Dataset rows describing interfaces
+ + + + +

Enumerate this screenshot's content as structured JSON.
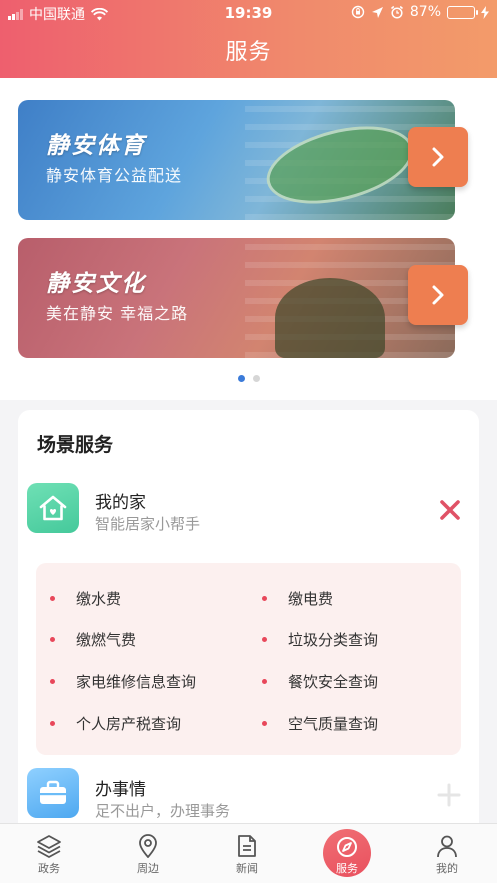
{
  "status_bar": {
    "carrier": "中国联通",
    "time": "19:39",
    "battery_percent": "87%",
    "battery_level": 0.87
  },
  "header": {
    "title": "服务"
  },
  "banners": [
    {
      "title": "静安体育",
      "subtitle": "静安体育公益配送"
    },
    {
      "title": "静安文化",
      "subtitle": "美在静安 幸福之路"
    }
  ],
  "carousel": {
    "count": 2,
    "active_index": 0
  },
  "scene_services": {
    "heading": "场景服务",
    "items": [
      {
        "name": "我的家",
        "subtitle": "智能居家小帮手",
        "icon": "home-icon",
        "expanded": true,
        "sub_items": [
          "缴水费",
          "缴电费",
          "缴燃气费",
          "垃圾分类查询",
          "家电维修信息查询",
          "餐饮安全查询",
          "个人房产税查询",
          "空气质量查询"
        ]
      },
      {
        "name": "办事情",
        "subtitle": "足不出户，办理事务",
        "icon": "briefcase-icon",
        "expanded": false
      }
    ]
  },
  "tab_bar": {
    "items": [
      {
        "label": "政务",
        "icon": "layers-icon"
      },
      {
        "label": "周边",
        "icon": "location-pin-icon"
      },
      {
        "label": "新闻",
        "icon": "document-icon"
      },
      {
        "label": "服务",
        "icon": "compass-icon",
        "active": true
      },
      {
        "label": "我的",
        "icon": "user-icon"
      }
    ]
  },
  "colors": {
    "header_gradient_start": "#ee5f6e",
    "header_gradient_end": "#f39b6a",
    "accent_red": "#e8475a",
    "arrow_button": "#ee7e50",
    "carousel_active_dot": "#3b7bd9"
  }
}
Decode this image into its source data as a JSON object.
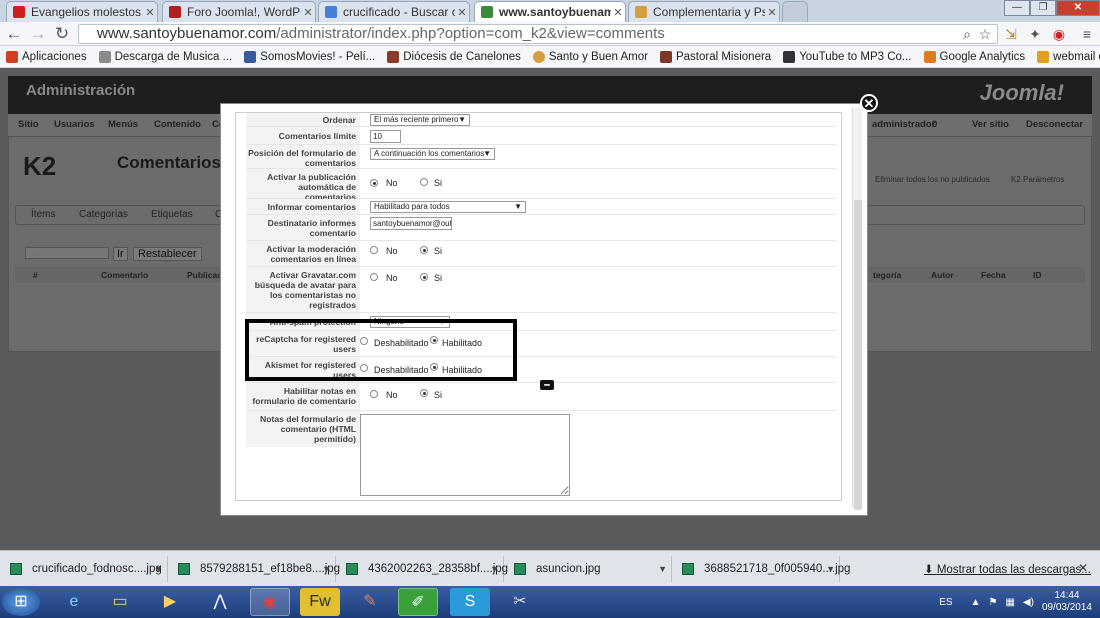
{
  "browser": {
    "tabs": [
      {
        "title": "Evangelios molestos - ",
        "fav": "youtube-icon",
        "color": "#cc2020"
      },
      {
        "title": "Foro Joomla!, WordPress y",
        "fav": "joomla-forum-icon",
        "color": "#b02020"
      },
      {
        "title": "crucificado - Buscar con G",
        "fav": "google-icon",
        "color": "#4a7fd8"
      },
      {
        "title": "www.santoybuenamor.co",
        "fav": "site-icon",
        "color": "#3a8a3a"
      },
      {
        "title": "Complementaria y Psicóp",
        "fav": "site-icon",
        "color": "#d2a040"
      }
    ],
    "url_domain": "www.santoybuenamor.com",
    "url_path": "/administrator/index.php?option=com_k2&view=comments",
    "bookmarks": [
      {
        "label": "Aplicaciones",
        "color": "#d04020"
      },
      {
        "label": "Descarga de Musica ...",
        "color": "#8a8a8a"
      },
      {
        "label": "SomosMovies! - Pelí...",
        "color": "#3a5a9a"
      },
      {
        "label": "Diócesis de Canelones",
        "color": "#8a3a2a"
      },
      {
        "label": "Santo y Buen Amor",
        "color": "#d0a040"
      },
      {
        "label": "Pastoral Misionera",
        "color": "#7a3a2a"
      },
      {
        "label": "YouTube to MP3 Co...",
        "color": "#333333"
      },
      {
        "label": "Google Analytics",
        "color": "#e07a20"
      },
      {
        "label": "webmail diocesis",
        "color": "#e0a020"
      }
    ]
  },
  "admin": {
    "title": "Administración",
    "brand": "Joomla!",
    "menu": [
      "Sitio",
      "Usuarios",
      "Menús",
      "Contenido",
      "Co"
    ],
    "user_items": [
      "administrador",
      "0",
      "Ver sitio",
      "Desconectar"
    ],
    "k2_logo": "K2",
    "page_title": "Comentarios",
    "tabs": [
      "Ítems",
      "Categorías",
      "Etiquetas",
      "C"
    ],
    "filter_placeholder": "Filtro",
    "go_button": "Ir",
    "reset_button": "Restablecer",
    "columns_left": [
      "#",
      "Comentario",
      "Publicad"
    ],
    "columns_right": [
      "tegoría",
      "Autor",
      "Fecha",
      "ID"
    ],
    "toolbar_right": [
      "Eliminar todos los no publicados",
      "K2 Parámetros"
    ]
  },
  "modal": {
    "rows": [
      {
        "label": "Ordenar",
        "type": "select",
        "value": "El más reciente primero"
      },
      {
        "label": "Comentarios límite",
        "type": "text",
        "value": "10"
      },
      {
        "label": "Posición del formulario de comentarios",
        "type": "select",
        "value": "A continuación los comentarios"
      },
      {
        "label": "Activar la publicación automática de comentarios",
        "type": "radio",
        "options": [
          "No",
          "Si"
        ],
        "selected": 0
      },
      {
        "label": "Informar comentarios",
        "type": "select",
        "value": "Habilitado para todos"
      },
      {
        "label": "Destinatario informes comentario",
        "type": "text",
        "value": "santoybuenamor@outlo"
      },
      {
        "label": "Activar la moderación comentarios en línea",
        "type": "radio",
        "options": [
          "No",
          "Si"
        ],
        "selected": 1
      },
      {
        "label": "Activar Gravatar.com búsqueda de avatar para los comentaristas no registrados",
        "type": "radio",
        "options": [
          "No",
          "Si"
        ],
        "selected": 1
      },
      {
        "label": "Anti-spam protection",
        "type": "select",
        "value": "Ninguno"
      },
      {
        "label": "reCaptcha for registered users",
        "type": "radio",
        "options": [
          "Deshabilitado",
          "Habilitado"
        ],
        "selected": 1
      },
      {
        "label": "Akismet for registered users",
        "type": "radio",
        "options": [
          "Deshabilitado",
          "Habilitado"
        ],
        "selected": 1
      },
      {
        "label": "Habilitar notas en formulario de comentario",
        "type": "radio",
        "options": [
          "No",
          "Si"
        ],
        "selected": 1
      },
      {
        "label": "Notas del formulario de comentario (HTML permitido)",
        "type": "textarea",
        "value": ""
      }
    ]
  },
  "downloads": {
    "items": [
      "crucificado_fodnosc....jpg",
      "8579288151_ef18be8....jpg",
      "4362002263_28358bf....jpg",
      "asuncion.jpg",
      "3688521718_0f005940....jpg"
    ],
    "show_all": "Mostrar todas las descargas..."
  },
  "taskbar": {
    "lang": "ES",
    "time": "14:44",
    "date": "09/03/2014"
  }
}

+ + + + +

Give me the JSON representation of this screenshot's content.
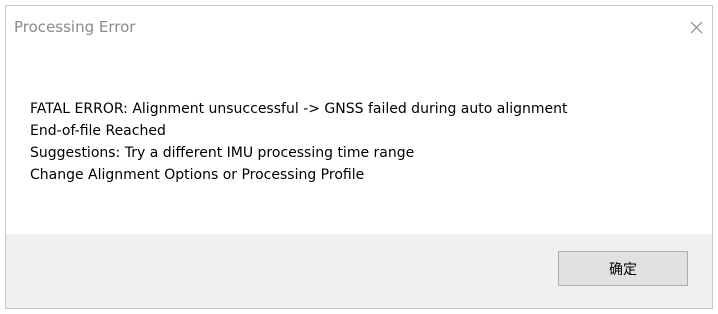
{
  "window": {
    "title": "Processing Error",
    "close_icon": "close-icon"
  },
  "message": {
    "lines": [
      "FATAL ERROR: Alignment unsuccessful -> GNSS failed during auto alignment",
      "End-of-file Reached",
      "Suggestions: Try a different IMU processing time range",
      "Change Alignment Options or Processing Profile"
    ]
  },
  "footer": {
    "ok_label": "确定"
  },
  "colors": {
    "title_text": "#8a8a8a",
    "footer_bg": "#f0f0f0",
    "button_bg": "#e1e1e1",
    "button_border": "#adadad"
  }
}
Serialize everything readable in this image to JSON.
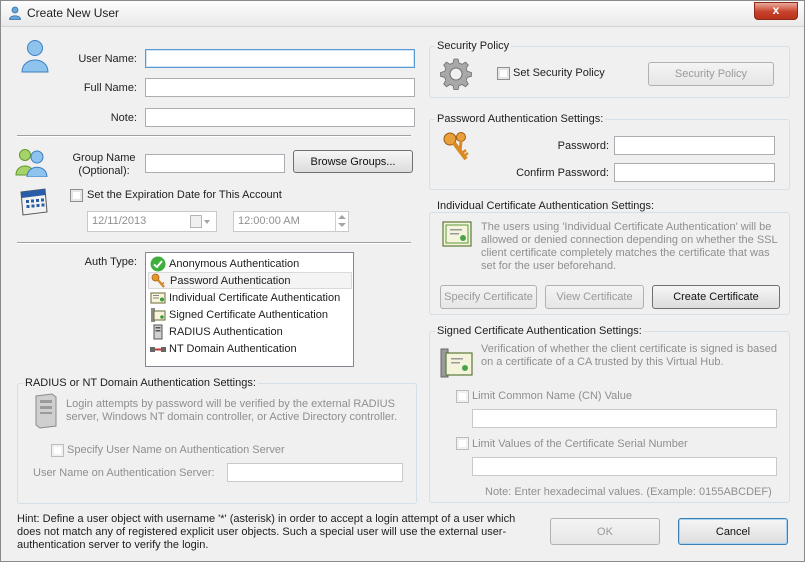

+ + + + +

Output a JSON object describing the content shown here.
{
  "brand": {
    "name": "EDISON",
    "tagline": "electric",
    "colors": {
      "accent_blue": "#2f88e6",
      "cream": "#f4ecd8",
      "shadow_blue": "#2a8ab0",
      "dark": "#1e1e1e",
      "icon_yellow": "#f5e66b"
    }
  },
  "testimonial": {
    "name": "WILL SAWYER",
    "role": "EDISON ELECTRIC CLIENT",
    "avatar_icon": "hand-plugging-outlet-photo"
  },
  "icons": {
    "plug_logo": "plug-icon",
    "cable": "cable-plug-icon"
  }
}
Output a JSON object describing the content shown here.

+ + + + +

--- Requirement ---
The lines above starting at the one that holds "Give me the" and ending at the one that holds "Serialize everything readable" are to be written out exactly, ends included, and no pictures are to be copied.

--- Output below ---
Give me the JSON representation of this screenshot's content.
{
  "window": {
    "title": "Processing Error",
    "close_icon": "close-icon"
  },
  "message": {
    "lines": [
      "FATAL ERROR: Alignment unsuccessful -> GNSS failed during auto alignment",
      "End-of-file Reached",
      "Suggestions: Try a different IMU processing time range",
      "Change Alignment Options or Processing Profile"
    ]
  },
  "footer": {
    "ok_label": "确定"
  },
  "colors": {
    "title_text": "#8a8a8a",
    "footer_bg": "#f0f0f0",
    "button_bg": "#e1e1e1",
    "button_border": "#adadad"
  }
}
Serialize everything readable in this image to JSON.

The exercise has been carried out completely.